Exercise brief:
Gather up every line from the entries below that uses the word "true".

Task material:
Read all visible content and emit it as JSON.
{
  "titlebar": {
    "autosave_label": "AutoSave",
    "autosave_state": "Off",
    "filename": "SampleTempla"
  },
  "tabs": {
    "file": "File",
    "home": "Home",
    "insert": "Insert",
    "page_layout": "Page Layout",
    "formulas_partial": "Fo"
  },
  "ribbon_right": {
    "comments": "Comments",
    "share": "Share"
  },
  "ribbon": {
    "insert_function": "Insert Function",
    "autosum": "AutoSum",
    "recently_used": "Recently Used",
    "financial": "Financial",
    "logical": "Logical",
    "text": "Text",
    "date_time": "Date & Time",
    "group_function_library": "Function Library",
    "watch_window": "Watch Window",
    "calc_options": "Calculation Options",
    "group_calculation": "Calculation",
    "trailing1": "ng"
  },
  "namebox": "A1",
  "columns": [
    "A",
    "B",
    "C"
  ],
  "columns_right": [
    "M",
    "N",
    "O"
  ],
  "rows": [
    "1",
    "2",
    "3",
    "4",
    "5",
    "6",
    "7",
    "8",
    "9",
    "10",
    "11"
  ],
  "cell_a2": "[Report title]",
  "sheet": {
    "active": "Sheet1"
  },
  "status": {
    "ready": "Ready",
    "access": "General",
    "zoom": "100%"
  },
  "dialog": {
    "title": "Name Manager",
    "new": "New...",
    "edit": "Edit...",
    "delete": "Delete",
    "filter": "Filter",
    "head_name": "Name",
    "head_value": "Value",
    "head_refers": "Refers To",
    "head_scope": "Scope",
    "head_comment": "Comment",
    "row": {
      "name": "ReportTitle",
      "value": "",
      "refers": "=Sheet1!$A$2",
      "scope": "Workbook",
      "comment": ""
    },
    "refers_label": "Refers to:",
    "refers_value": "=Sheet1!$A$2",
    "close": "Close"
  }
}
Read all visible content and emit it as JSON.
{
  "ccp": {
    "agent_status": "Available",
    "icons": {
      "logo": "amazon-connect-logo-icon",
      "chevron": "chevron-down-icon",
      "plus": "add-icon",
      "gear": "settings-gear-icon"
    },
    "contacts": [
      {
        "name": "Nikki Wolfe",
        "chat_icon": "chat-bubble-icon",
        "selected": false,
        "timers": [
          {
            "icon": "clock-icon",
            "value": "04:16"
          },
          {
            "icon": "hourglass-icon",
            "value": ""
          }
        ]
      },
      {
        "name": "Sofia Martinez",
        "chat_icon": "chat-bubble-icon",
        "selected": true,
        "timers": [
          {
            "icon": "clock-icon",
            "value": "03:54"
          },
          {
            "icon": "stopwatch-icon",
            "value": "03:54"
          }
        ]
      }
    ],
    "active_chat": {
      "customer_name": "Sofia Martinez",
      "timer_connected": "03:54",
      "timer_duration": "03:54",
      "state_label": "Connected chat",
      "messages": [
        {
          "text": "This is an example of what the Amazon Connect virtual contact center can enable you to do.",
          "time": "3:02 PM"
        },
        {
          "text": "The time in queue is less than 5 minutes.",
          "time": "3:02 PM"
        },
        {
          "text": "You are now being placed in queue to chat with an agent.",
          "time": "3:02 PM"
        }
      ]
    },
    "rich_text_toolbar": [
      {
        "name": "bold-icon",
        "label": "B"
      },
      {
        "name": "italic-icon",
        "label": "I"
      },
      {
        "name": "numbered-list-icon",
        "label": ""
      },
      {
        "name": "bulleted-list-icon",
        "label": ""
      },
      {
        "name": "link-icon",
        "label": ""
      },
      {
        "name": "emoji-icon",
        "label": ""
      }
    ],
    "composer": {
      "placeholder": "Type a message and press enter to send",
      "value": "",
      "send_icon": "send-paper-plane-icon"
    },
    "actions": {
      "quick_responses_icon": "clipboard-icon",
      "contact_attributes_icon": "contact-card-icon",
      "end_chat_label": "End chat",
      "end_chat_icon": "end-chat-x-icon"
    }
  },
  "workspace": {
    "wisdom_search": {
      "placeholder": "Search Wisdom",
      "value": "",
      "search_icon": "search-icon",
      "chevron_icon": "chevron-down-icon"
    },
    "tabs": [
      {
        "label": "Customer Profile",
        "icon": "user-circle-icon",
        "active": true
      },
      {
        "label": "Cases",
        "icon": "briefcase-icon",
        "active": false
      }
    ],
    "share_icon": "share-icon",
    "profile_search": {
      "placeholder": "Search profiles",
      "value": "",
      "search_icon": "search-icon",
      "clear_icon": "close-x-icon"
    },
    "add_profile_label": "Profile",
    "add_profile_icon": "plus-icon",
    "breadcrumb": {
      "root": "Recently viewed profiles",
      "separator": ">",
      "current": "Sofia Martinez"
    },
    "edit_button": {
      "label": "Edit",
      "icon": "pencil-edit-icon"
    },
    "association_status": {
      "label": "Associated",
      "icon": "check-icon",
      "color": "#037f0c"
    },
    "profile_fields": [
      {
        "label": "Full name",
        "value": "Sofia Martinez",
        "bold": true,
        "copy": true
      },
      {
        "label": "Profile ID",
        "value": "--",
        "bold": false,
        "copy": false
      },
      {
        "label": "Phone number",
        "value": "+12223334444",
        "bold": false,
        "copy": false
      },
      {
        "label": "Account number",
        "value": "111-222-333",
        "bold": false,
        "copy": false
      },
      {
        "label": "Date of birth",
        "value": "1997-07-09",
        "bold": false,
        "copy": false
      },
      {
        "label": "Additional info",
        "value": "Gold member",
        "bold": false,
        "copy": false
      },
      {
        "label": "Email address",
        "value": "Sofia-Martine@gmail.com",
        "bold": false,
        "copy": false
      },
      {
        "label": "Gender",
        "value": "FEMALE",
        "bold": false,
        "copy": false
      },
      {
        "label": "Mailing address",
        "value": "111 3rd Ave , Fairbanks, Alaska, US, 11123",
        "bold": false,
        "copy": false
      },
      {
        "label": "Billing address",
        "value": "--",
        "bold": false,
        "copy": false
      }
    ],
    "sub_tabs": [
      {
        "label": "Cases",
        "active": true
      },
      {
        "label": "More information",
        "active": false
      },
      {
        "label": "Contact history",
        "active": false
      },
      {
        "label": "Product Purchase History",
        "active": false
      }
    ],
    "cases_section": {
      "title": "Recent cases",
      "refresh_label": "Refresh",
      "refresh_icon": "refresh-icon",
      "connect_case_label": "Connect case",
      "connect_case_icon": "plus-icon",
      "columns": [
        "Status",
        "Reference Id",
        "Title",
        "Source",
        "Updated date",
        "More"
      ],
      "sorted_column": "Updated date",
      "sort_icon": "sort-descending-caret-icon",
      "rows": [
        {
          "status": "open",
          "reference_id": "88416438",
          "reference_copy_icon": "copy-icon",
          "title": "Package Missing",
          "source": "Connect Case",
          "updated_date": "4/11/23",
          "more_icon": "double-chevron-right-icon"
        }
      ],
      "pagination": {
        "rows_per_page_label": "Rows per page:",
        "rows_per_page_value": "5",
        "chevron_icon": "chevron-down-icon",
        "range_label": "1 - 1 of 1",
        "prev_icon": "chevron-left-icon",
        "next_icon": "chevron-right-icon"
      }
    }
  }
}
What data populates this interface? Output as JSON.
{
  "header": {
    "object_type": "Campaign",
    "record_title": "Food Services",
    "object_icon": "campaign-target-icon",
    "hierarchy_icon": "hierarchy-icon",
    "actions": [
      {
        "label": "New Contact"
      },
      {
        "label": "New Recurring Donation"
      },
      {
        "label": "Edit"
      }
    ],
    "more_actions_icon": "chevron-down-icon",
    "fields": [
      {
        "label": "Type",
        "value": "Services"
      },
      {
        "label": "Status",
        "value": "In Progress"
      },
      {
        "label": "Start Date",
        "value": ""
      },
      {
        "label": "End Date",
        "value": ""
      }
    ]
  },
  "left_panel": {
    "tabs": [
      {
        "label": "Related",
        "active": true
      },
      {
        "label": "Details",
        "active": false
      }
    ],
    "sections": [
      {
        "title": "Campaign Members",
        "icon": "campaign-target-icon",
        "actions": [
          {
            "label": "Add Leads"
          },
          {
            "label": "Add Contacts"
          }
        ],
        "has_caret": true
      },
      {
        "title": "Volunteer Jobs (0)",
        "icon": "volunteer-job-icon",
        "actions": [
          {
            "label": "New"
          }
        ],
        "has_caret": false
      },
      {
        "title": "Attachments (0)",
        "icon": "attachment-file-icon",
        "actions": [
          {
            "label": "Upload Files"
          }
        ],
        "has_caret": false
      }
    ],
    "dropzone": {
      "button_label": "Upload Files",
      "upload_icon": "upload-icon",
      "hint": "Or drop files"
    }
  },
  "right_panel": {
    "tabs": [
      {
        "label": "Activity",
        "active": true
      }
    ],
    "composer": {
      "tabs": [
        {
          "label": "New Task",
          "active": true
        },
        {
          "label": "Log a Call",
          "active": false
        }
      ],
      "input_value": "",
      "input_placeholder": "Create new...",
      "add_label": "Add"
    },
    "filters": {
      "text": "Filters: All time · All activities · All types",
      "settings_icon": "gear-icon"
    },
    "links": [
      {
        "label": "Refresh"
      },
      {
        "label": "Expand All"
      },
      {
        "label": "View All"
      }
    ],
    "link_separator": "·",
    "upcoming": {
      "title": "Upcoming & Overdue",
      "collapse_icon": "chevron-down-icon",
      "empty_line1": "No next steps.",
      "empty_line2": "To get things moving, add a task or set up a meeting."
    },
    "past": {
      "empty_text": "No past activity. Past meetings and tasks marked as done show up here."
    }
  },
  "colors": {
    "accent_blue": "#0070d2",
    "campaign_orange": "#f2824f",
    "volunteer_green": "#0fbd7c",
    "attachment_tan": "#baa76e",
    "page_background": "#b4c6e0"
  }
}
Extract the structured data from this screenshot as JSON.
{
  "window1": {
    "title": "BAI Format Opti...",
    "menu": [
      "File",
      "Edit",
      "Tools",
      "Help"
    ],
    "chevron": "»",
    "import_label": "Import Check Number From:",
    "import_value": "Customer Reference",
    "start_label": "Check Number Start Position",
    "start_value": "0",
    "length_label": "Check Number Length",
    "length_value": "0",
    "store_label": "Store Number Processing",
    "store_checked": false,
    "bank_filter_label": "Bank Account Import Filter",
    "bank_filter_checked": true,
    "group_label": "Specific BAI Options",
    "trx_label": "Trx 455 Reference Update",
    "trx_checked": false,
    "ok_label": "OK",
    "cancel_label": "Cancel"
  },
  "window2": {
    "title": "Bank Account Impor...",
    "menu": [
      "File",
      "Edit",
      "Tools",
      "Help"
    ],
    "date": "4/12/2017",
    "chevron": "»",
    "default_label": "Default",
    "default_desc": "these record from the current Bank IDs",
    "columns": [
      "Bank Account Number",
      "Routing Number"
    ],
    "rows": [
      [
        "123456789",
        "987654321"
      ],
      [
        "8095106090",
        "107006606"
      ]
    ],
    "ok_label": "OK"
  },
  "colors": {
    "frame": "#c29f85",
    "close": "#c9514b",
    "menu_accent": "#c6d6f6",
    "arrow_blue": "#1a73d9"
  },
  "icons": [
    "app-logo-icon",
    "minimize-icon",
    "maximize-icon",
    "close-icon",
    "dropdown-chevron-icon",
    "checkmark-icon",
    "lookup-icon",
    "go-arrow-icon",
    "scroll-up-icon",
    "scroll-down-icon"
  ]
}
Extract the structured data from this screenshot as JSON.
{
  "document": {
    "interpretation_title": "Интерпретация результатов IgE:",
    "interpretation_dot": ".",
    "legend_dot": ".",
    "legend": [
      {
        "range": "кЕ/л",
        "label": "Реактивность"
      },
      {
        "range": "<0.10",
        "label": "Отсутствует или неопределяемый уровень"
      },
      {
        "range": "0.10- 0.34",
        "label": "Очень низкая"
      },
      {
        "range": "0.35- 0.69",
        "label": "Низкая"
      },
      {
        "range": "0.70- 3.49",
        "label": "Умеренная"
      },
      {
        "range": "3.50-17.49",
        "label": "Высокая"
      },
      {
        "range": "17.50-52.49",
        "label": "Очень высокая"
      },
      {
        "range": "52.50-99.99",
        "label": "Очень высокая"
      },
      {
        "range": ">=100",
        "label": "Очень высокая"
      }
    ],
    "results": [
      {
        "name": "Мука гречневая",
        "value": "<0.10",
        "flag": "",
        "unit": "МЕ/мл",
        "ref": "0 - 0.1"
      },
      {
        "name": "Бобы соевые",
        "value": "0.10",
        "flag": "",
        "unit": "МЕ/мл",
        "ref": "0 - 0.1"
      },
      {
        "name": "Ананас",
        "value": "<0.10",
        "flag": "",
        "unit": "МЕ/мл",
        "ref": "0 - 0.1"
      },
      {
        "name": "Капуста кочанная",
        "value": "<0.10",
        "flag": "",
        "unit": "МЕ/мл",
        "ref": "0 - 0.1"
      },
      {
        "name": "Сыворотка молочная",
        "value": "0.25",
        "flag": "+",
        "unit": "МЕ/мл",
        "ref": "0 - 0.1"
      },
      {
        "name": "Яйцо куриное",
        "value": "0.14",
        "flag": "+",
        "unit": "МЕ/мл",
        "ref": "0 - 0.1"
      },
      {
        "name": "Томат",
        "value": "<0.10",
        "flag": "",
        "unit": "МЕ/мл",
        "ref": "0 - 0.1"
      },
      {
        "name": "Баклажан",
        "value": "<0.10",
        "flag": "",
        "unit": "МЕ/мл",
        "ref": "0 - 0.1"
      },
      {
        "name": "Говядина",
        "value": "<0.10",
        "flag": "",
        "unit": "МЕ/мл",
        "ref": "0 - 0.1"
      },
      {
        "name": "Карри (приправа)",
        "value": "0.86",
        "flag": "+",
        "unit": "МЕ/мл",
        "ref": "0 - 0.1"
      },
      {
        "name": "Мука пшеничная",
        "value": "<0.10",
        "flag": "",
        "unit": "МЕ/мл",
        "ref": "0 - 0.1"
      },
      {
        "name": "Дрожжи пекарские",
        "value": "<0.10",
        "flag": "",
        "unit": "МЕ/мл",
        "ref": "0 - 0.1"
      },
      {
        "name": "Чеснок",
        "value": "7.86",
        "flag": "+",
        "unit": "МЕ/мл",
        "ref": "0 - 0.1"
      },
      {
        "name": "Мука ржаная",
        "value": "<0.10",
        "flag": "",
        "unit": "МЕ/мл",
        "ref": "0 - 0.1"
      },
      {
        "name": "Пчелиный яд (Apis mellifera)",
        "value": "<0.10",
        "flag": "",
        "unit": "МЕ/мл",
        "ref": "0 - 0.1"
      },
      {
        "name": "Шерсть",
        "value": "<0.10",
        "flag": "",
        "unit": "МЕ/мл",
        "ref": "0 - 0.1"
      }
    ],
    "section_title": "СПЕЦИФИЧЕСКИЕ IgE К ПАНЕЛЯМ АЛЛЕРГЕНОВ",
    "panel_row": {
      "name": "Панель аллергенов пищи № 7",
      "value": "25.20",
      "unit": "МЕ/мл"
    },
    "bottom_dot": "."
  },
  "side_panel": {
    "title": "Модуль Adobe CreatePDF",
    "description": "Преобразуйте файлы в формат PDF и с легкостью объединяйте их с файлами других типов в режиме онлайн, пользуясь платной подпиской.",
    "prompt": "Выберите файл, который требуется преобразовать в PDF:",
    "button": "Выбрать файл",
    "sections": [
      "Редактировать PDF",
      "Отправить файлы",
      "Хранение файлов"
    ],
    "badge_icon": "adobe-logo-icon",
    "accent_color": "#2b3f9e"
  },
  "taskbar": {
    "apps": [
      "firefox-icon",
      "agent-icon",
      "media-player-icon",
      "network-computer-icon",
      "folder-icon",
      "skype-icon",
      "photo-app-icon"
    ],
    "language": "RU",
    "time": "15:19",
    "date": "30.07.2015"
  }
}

Result below:
        "selected": true,
        "active": true
        "bold": true,
        "copy": true
        "active": true
        "active": true
        "has_caret": true
        "active": true
          "active": true
    "bank_filter_checked": true,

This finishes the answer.